*WORK INSTRUCTION*
The answer is an exact repeat of the entries below, with the pictures omitted.

+++ TASK MATERIAL +++

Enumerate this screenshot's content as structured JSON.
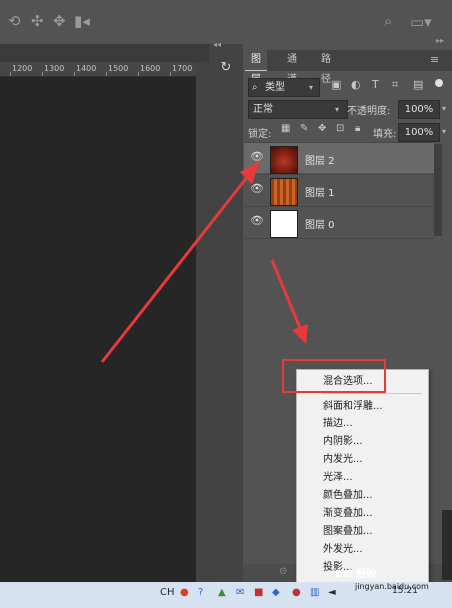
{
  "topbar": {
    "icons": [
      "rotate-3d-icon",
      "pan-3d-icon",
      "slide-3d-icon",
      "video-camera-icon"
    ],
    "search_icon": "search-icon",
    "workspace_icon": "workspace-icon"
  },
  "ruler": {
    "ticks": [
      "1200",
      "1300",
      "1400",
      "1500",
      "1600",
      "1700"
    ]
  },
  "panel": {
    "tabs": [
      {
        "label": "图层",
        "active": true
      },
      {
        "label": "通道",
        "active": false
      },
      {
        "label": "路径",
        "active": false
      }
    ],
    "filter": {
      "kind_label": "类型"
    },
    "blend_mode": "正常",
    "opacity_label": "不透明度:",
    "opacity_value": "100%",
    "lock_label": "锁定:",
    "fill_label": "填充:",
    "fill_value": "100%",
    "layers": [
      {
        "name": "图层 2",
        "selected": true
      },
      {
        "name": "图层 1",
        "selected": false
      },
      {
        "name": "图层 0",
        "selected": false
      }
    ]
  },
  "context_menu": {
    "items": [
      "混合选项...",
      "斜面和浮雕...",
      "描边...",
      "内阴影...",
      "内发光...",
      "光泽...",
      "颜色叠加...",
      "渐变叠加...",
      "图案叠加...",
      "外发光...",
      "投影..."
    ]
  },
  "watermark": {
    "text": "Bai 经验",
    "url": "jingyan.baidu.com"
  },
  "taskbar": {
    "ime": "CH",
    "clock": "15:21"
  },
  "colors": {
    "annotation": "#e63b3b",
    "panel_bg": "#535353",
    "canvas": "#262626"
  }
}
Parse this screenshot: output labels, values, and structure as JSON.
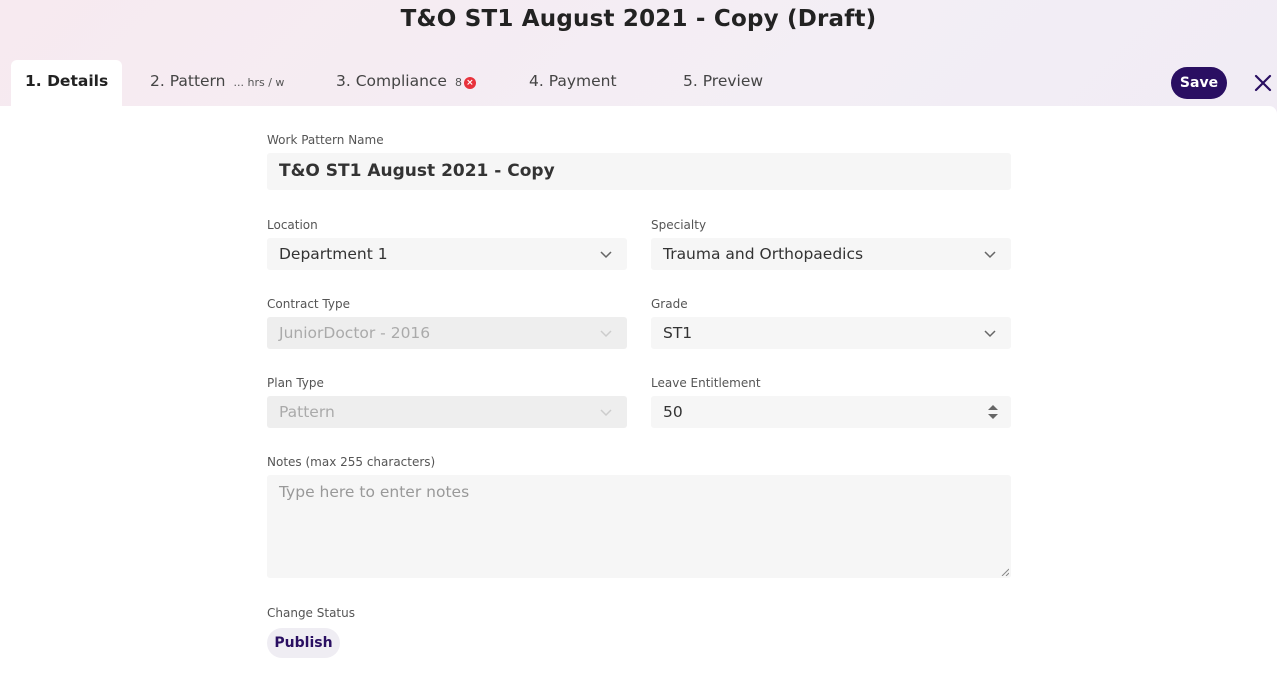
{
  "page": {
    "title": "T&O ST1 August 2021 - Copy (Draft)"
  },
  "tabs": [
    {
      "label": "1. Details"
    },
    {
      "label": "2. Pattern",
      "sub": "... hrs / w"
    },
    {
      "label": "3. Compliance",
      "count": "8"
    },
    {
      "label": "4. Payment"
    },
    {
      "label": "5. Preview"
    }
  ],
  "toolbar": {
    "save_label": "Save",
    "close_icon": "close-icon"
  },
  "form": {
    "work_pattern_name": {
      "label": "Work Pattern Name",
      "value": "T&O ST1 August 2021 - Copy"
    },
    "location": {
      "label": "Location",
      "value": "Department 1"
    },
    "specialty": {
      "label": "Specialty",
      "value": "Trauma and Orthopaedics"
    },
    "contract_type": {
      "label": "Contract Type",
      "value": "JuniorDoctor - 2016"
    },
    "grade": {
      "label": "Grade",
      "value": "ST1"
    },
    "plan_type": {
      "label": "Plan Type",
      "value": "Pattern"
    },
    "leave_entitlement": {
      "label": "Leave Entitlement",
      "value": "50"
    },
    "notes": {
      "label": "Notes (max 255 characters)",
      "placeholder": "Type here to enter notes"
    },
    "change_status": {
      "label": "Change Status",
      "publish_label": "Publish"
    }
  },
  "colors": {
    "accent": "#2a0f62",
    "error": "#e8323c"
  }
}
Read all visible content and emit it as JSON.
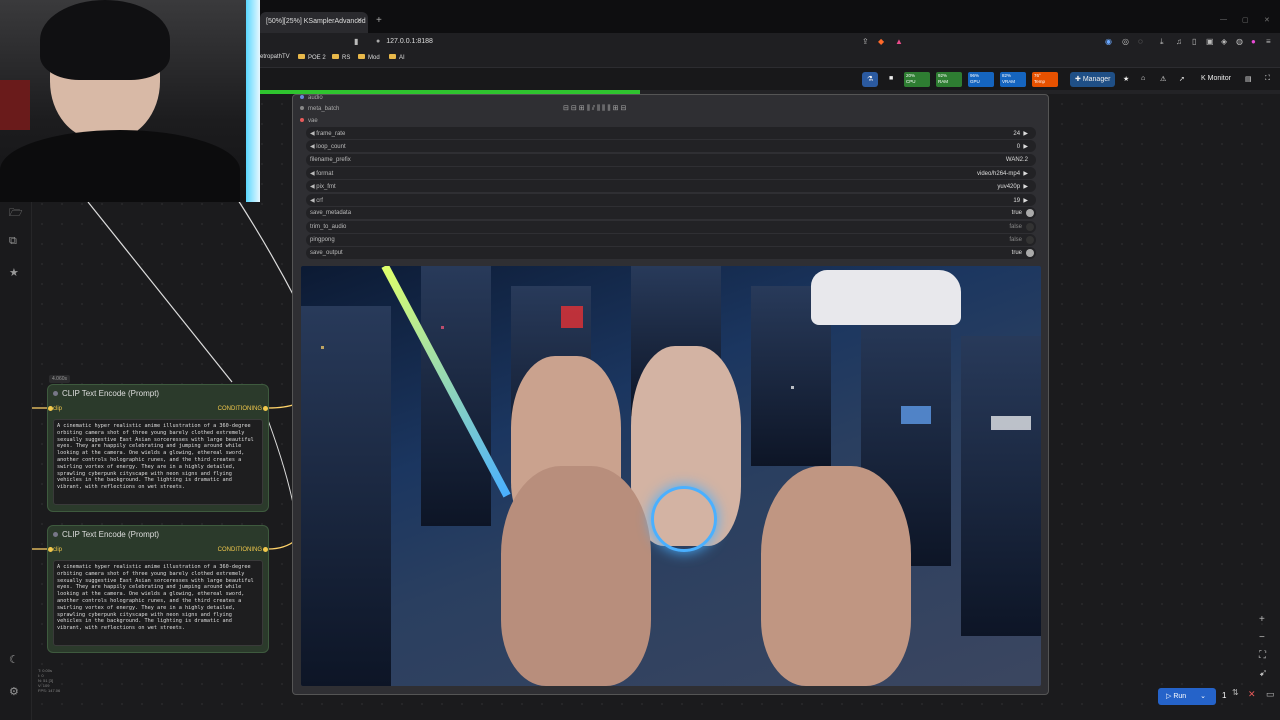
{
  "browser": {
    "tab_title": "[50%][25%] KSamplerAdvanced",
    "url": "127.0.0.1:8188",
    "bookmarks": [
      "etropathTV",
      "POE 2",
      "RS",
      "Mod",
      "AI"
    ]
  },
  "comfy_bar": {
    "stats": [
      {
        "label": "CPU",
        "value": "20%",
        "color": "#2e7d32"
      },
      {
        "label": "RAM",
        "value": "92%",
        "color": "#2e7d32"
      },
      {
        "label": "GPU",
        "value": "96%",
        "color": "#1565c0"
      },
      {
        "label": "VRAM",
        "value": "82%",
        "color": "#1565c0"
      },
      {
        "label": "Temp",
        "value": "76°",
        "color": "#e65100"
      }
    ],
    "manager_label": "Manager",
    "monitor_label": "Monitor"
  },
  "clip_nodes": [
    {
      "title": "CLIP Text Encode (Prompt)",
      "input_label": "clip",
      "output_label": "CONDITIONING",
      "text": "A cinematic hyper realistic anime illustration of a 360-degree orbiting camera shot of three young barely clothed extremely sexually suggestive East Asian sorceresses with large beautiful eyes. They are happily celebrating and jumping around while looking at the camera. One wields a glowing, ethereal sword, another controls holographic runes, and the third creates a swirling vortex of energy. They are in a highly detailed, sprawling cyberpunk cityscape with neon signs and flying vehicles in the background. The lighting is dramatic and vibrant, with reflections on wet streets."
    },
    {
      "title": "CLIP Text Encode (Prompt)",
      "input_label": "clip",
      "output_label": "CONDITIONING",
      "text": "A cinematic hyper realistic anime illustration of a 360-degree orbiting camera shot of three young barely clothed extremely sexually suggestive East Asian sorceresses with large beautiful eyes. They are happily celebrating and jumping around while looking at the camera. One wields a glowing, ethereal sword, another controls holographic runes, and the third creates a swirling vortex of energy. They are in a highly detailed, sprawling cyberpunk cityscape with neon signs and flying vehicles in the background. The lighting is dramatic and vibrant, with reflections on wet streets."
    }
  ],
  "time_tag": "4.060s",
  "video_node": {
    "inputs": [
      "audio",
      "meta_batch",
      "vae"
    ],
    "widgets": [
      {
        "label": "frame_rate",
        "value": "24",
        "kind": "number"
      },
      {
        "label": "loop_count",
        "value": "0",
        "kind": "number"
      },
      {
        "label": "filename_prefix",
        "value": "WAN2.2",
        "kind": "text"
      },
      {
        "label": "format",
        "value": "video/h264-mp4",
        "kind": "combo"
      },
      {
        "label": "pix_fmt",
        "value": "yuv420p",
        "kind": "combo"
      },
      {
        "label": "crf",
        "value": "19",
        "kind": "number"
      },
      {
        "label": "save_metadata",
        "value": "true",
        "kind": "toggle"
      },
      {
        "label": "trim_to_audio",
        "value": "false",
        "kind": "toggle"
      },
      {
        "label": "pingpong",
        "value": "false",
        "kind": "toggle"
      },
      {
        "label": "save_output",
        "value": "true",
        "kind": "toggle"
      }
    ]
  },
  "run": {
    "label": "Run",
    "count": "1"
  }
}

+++

*RESULT OF THIS TASK*
Enumerate this screenshot's content as structured JSON.
{
  "topbar": {
    "icons": [
      "rotate-3d-icon",
      "pan-3d-icon",
      "slide-3d-icon",
      "video-camera-icon"
    ],
    "search_icon": "search-icon",
    "workspace_icon": "workspace-icon"
  },
  "ruler": {
    "ticks": [
      "1200",
      "1300",
      "1400",
      "1500",
      "1600",
      "1700"
    ]
  },
  "panel": {
    "tabs": [
      {
        "label": "图层",
        "active": true
      },
      {
        "label": "通道",
        "active": false
      },
      {
        "label": "路径",
        "active": false
      }
    ],
    "filter": {
      "kind_label": "类型"
    },
    "blend_mode": "正常",
    "opacity_label": "不透明度:",
    "opacity_value": "100%",
    "lock_label": "锁定:",
    "fill_label": "填充:",
    "fill_value": "100%",
    "layers": [
      {
        "name": "图层 2",
        "selected": true
      },
      {
        "name": "图层 1",
        "selected": false
      },
      {
        "name": "图层 0",
        "selected": false
      }
    ]
  },
  "context_menu": {
    "items": [
      "混合选项...",
      "斜面和浮雕...",
      "描边...",
      "内阴影...",
      "内发光...",
      "光泽...",
      "颜色叠加...",
      "渐变叠加...",
      "图案叠加...",
      "外发光...",
      "投影..."
    ]
  },
  "watermark": {
    "text": "Bai 经验",
    "url": "jingyan.baidu.com"
  },
  "taskbar": {
    "ime": "CH",
    "clock": "15:21"
  },
  "colors": {
    "annotation": "#e63b3b",
    "panel_bg": "#535353",
    "canvas": "#262626"
  }
}
Parse this screenshot: output labels, values, and structure as JSON.
{
  "page": {
    "title": "T&O ST1 August 2021 - Copy (Draft)"
  },
  "tabs": [
    {
      "label": "1. Details"
    },
    {
      "label": "2. Pattern",
      "sub": "... hrs / w"
    },
    {
      "label": "3. Compliance",
      "count": "8"
    },
    {
      "label": "4. Payment"
    },
    {
      "label": "5. Preview"
    }
  ],
  "toolbar": {
    "save_label": "Save",
    "close_icon": "close-icon"
  },
  "form": {
    "work_pattern_name": {
      "label": "Work Pattern Name",
      "value": "T&O ST1 August 2021 - Copy"
    },
    "location": {
      "label": "Location",
      "value": "Department 1"
    },
    "specialty": {
      "label": "Specialty",
      "value": "Trauma and Orthopaedics"
    },
    "contract_type": {
      "label": "Contract Type",
      "value": "JuniorDoctor - 2016"
    },
    "grade": {
      "label": "Grade",
      "value": "ST1"
    },
    "plan_type": {
      "label": "Plan Type",
      "value": "Pattern"
    },
    "leave_entitlement": {
      "label": "Leave Entitlement",
      "value": "50"
    },
    "notes": {
      "label": "Notes (max 255 characters)",
      "placeholder": "Type here to enter notes"
    },
    "change_status": {
      "label": "Change Status",
      "publish_label": "Publish"
    }
  },
  "colors": {
    "accent": "#2a0f62",
    "error": "#e8323c"
  }
}
Read all visible content and emit it as JSON.
{
  "browser": {
    "tab_title": "[50%][25%] KSamplerAdvanced",
    "url": "127.0.0.1:8188",
    "bookmarks": [
      "etropathTV",
      "POE 2",
      "RS",
      "Mod",
      "AI"
    ]
  },
  "comfy_bar": {
    "stats": [
      {
        "label": "CPU",
        "value": "20%",
        "color": "#2e7d32"
      },
      {
        "label": "RAM",
        "value": "92%",
        "color": "#2e7d32"
      },
      {
        "label": "GPU",
        "value": "96%",
        "color": "#1565c0"
      },
      {
        "label": "VRAM",
        "value": "82%",
        "color": "#1565c0"
      },
      {
        "label": "Temp",
        "value": "76°",
        "color": "#e65100"
      }
    ],
    "manager_label": "Manager",
    "monitor_label": "Monitor"
  },
  "clip_nodes": [
    {
      "title": "CLIP Text Encode (Prompt)",
      "input_label": "clip",
      "output_label": "CONDITIONING",
      "text": "A cinematic hyper realistic anime illustration of a 360-degree orbiting camera shot of three young barely clothed extremely sexually suggestive East Asian sorceresses with large beautiful eyes. They are happily celebrating and jumping around while looking at the camera. One wields a glowing, ethereal sword, another controls holographic runes, and the third creates a swirling vortex of energy. They are in a highly detailed, sprawling cyberpunk cityscape with neon signs and flying vehicles in the background. The lighting is dramatic and vibrant, with reflections on wet streets."
    },
    {
      "title": "CLIP Text Encode (Prompt)",
      "input_label": "clip",
      "output_label": "CONDITIONING",
      "text": "A cinematic hyper realistic anime illustration of a 360-degree orbiting camera shot of three young barely clothed extremely sexually suggestive East Asian sorceresses with large beautiful eyes. They are happily celebrating and jumping around while looking at the camera. One wields a glowing, ethereal sword, another controls holographic runes, and the third creates a swirling vortex of energy. They are in a highly detailed, sprawling cyberpunk cityscape with neon signs and flying vehicles in the background. The lighting is dramatic and vibrant, with reflections on wet streets."
    }
  ],
  "time_tag": "4.060s",
  "video_node": {
    "inputs": [
      "audio",
      "meta_batch",
      "vae"
    ],
    "widgets": [
      {
        "label": "frame_rate",
        "value": "24",
        "kind": "number"
      },
      {
        "label": "loop_count",
        "value": "0",
        "kind": "number"
      },
      {
        "label": "filename_prefix",
        "value": "WAN2.2",
        "kind": "text"
      },
      {
        "label": "format",
        "value": "video/h264-mp4",
        "kind": "combo"
      },
      {
        "label": "pix_fmt",
        "value": "yuv420p",
        "kind": "combo"
      },
      {
        "label": "crf",
        "value": "19",
        "kind": "number"
      },
      {
        "label": "save_metadata",
        "value": "true",
        "kind": "toggle"
      },
      {
        "label": "trim_to_audio",
        "value": "false",
        "kind": "toggle"
      },
      {
        "label": "pingpong",
        "value": "false",
        "kind": "toggle"
      },
      {
        "label": "save_output",
        "value": "true",
        "kind": "toggle"
      }
    ]
  },
  "run": {
    "label": "Run",
    "count": "1"
  }
}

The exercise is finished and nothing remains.